US5483564 *Feb 15, 1994Jan 9, 1996General Electric CompanyLower tie plate strainers including double corrugated strainers for boiling water reactors
US5488634 *Feb 10, 1994Jan 30, 1996General Electric CompanyLower tie plate debris catcher for a nuclear reactor
US5490189 *Sep 22, 1994Feb 6, 1996B&W Fuel CompanyNuclear fuel assembly debris filter
US5519745 *Nov 3, 1994May 21, 1996General Electric CompanyLower tie plate debris catcher for a nuclear reactor
US5526388 *Jan 4, 1995Jun 11, 1996B&W Fuel CompanyDebris resistant fuel rod sleeve
US5528640 *Nov 7, 1994Jun 18, 1996General Electric CompanyLow pressure double offset plate catcher for a nuclear reactor
US5533078 *Sep 29, 1994Jul 2, 1996Siemens Power CorporationNuclear fuel assembly for a pressurized water reactor
US5539793 *Oct 27, 1994Jul 23, 1996General Electric CompanyLower tie plate debris catcher for a nuclear reactor
US5748694 *Mar 26, 1996May 5, 1998General Electric CompanyFuel bundle filter for a nuclear reactor fuel bundle assembly
US5851226 *Oct 22, 1996Dec 22, 1998Medtronic, Inc.Temporary transvenous endocardial lead
US6690758Jun 18, 2003Feb 10, 2004Global Nuclear Fuel -- Americas, LlcPerforated debris catcher for a nuclear fuel assembly
US7516761 *Feb 6, 2003Apr 14, 2009Siemens AktiengesellschaftFlow rectifier for an air mass sensor
US7822165 *Jan 5, 2004Oct 26, 2010Westinghouse Electric Co LlcNuclear fuel assembly debris filter bottom nozzle
US8639357Jun 15, 2009Jan 28, 2014Cardiac Pacemakers, Inc.Pacing catheter with stent electrode
EP0692793A1 *Jun 26, 1995Jan 17, 1996General Electric CompanyNuclear reactor fuel assembly comprising lower tie plate debris catcher
Classifications
U.S. Classification376/352, 138/44, 376/434, 976/DIG.59, 138/37, 376/443, 376/313, 376/446
International ClassificationG21C3/30, G21C19/307, G21C3/32, G21C3/33
Cooperative ClassificationG21C3/32, G21Y2004/30, G21C3/3206, G21Y2002/201, G21C19/307, Y02E30/40
European ClassificationG21C3/32, G21C3/32F
Legal Events
DateCodeEventDescription
Jun 17, 2003FPExpired due to failure to pay maintenance fee
Effective date: 20030423
Apr 23, 2003LAPSLapse for failure to pay maintenance fees
Nov 6, 2002REMIMaintenance fee reminder mailed

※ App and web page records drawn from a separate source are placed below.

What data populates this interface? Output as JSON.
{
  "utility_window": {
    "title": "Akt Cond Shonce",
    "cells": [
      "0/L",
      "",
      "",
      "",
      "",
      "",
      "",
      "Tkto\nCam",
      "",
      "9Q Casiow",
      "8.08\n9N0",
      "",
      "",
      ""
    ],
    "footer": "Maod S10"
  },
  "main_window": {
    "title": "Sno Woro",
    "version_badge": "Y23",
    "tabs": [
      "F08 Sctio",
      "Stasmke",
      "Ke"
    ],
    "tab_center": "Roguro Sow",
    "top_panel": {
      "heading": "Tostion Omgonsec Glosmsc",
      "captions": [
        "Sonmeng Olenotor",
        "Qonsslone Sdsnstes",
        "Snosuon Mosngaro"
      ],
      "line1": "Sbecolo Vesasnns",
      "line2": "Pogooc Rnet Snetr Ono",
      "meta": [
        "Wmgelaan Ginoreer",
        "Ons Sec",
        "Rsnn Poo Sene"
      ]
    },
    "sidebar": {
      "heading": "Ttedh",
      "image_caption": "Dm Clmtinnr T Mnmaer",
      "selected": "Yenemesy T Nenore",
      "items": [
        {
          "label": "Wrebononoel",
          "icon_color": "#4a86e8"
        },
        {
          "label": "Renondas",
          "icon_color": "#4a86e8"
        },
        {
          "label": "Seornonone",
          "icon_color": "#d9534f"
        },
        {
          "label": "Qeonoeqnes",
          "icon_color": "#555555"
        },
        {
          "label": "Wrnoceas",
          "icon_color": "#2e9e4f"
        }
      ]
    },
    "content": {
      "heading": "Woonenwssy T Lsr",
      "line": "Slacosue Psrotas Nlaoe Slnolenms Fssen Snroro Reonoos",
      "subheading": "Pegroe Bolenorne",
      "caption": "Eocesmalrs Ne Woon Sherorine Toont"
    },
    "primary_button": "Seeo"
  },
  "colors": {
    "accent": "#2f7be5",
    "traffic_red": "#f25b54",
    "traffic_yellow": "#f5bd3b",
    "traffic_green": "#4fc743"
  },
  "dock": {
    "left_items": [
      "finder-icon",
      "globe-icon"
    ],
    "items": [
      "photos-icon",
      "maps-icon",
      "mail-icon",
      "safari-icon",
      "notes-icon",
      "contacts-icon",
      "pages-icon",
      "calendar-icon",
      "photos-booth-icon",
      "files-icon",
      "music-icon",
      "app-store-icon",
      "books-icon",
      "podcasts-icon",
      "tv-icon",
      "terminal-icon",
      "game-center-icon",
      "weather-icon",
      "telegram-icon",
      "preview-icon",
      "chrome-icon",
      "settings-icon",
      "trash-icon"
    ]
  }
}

Oct 22, 1998FPAYFee payment
Year of fee payment: 8
Sep 29, 1994FPAYFee payment
Year of fee payment: 4
Sep 4, 1990ASAssignment
Owner name: B&W FUEL COMPANY, 3315 OLD FOREST ROAD, LYNCHBURG,
Free format text: ASSIGNMENT OF ASSIGNORS INTEREST.;ASSIGNOR:KING, RAYMOND A.;REEL/FRAME:005440/0323
Effective date: 19900829